BECOMING A BAR/BAT MITZVAH
At the JCOH our young people become Bar/Bat Mitzvah when they reach their 13th birthday. There is a required 4-year Hebrew School commitment or an equivalent alternative. For students entering after the 4th grade, there is the possibility of parallel tutoring to make up the work or setting a later date for the service. One can always celebrate becoming Bar/Bat Mitzvah at an older age.
Students are taught to chant a Torah and Haftarah portion and present their own d’var Torah, Torah teaching.
All services at which someone celebrates becoming a Bar/Bat Mitzvah are congregational services and anyone is welcome to attend and worship with us. Our worshipful community embraces our B'nai Mitzvah warmly and caringly.
B'nai Mitzvah Lunch & Learn:
All B'nai Mitzvah students and their parents are required to participate in our Lunch & Learn program during the year of their becoming a Bar/Bat Mitzvah. This series is taught by Rabbi Zimmerman and Cantor Stein.
ATTENDING A BAR/BAT MITZVAH SERVICE
We welcome all worshippers and visitors to our services. Please participate at a level in which you are comfortable. We encourage as much singing as possible. For those unfamiliar with our service, please note the following:
Stand and sit along with others in the congregation

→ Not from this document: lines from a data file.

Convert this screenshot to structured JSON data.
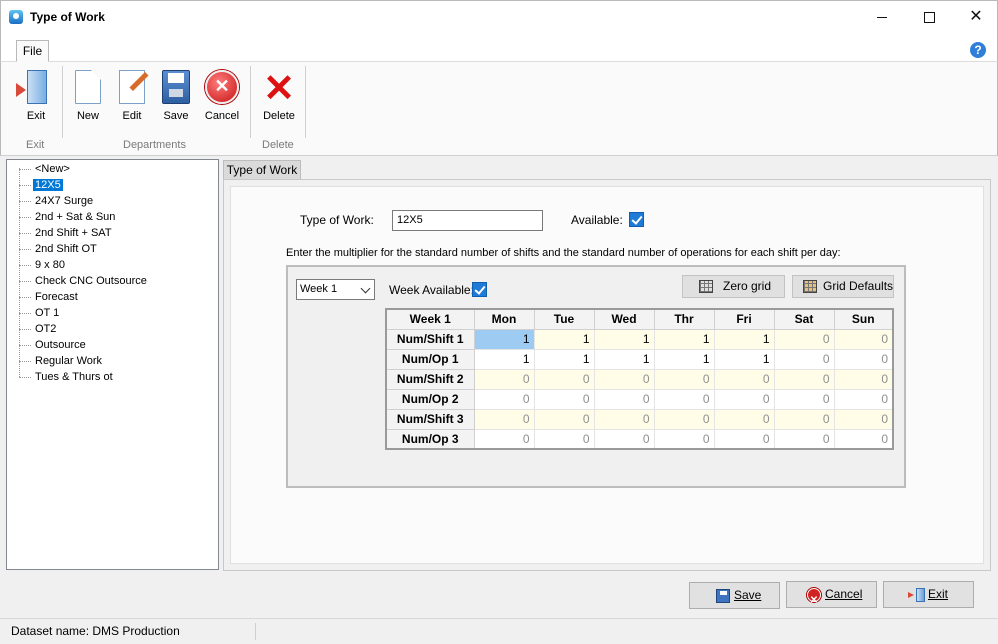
{
  "window": {
    "title": "Type of Work"
  },
  "menu": {
    "file": "File"
  },
  "ribbon": {
    "exit": "Exit",
    "new": "New",
    "edit": "Edit",
    "save": "Save",
    "cancel": "Cancel",
    "delete": "Delete",
    "group_exit": "Exit",
    "group_departments": "Departments",
    "group_delete": "Delete"
  },
  "tree": {
    "items": [
      "<New>",
      "12X5",
      "24X7 Surge",
      "2nd + Sat & Sun",
      "2nd Shift + SAT",
      "2nd Shift OT",
      "9 x 80",
      "Check CNC Outsource",
      "Forecast",
      "OT 1",
      "OT2",
      "Outsource",
      "Regular Work",
      "Tues & Thurs ot"
    ],
    "selected": "12X5"
  },
  "tab": {
    "label": "Type of Work"
  },
  "form": {
    "type_label": "Type of Work:",
    "type_value": "12X5",
    "available_label": "Available:",
    "available_checked": true,
    "instruction": "Enter the multiplier for the standard number of shifts and the standard number of operations for each shift per day:",
    "week_select": "Week 1",
    "week_available_label": "Week Available:",
    "week_available_checked": true,
    "zero_grid": "Zero grid",
    "grid_defaults": "Grid Defaults"
  },
  "grid": {
    "headers": [
      "Week 1",
      "Mon",
      "Tue",
      "Wed",
      "Thr",
      "Fri",
      "Sat",
      "Sun"
    ],
    "rows": [
      {
        "label": "Num/Shift 1",
        "values": [
          "1",
          "1",
          "1",
          "1",
          "1",
          "0",
          "0"
        ]
      },
      {
        "label": "Num/Op 1",
        "values": [
          "1",
          "1",
          "1",
          "1",
          "1",
          "0",
          "0"
        ]
      },
      {
        "label": "Num/Shift 2",
        "values": [
          "0",
          "0",
          "0",
          "0",
          "0",
          "0",
          "0"
        ]
      },
      {
        "label": "Num/Op 2",
        "values": [
          "0",
          "0",
          "0",
          "0",
          "0",
          "0",
          "0"
        ]
      },
      {
        "label": "Num/Shift 3",
        "values": [
          "0",
          "0",
          "0",
          "0",
          "0",
          "0",
          "0"
        ]
      },
      {
        "label": "Num/Op 3",
        "values": [
          "0",
          "0",
          "0",
          "0",
          "0",
          "0",
          "0"
        ]
      }
    ]
  },
  "footer": {
    "save": "Save",
    "cancel": "Cancel",
    "exit": "Exit"
  },
  "status": {
    "dataset": "Dataset name:  DMS Production"
  }
}
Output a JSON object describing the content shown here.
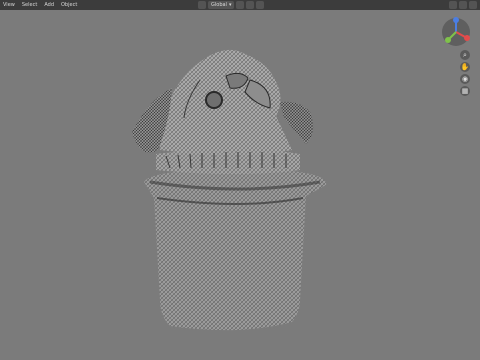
{
  "menu": [
    "View",
    "Select",
    "Add",
    "Object"
  ],
  "header": {
    "orientation": "Global"
  },
  "colors": {
    "viewport_bg": "#7b7b7b",
    "header_bg": "#3c3c3c",
    "axis_x": "#e34b4b",
    "axis_y": "#7fc24a",
    "axis_z": "#4b7ee3"
  },
  "nav_buttons": [
    {
      "icon": "zoom-icon",
      "glyph": "⌕"
    },
    {
      "icon": "pan-hand-icon",
      "glyph": "✋"
    },
    {
      "icon": "camera-icon",
      "glyph": "◉"
    },
    {
      "icon": "grid-icon",
      "glyph": "▦"
    }
  ]
}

Italic print is for the entire congregation to read
The wearing of a kippah (skull cap) or tallit (prayer shawl) is encouraged but optional for both men and women. Only Jewish adults above the age of 13 wear a tallit. The tallit is worn by any worshipper at the morning service and by those leading the service or reciting an Aliyah (Torah blessing) at an afternoon or evening service.
When the Torah is carried around the sanctuary, the custom is that Jews reach out with their tallit, Prayerbook or hand to touch the Torah respectfully and then kiss the tallit, etc. This is a symbol of our acceptance of the Torah at Mount Sinai and our love for the Torah.
An Aliyah (meaning ascent) is the reciting of Torah blessings by ascending the bima (the raised area from which we lead the service) and chanting or saying the appropriate prayers. This honor is only given to Jews above the age of 13 since the words of the prayer refer to Jewish identity particularity. (Other family members or friends may receive a different honor.) The only exception is a non-Jewish parent who has assisted in raising his or her child in the Jewish tradition.
are done alone or with another person. If two people are doing it they can chant together or each read one of the two blessings. It is recommended that one prepares in advance so not to stumble over the words. This demonstrates respect to both the Torah and the congregation. One can ask help from the Bar/Bat Mitzvah student who knows the prayer well.
PLEASE NOTE: All attendees should dress accordingly; you are at a religious service and not at a party. If a person is receiving an aliyah or another honor, out of respect for the Torah, the service and the entire congregation, it is appropriate to dress modestly and befitting a sacred occasion. Torn, dirty or revealing clothing are inappropriate. Shoulders should be covered and necklines should not be low cut.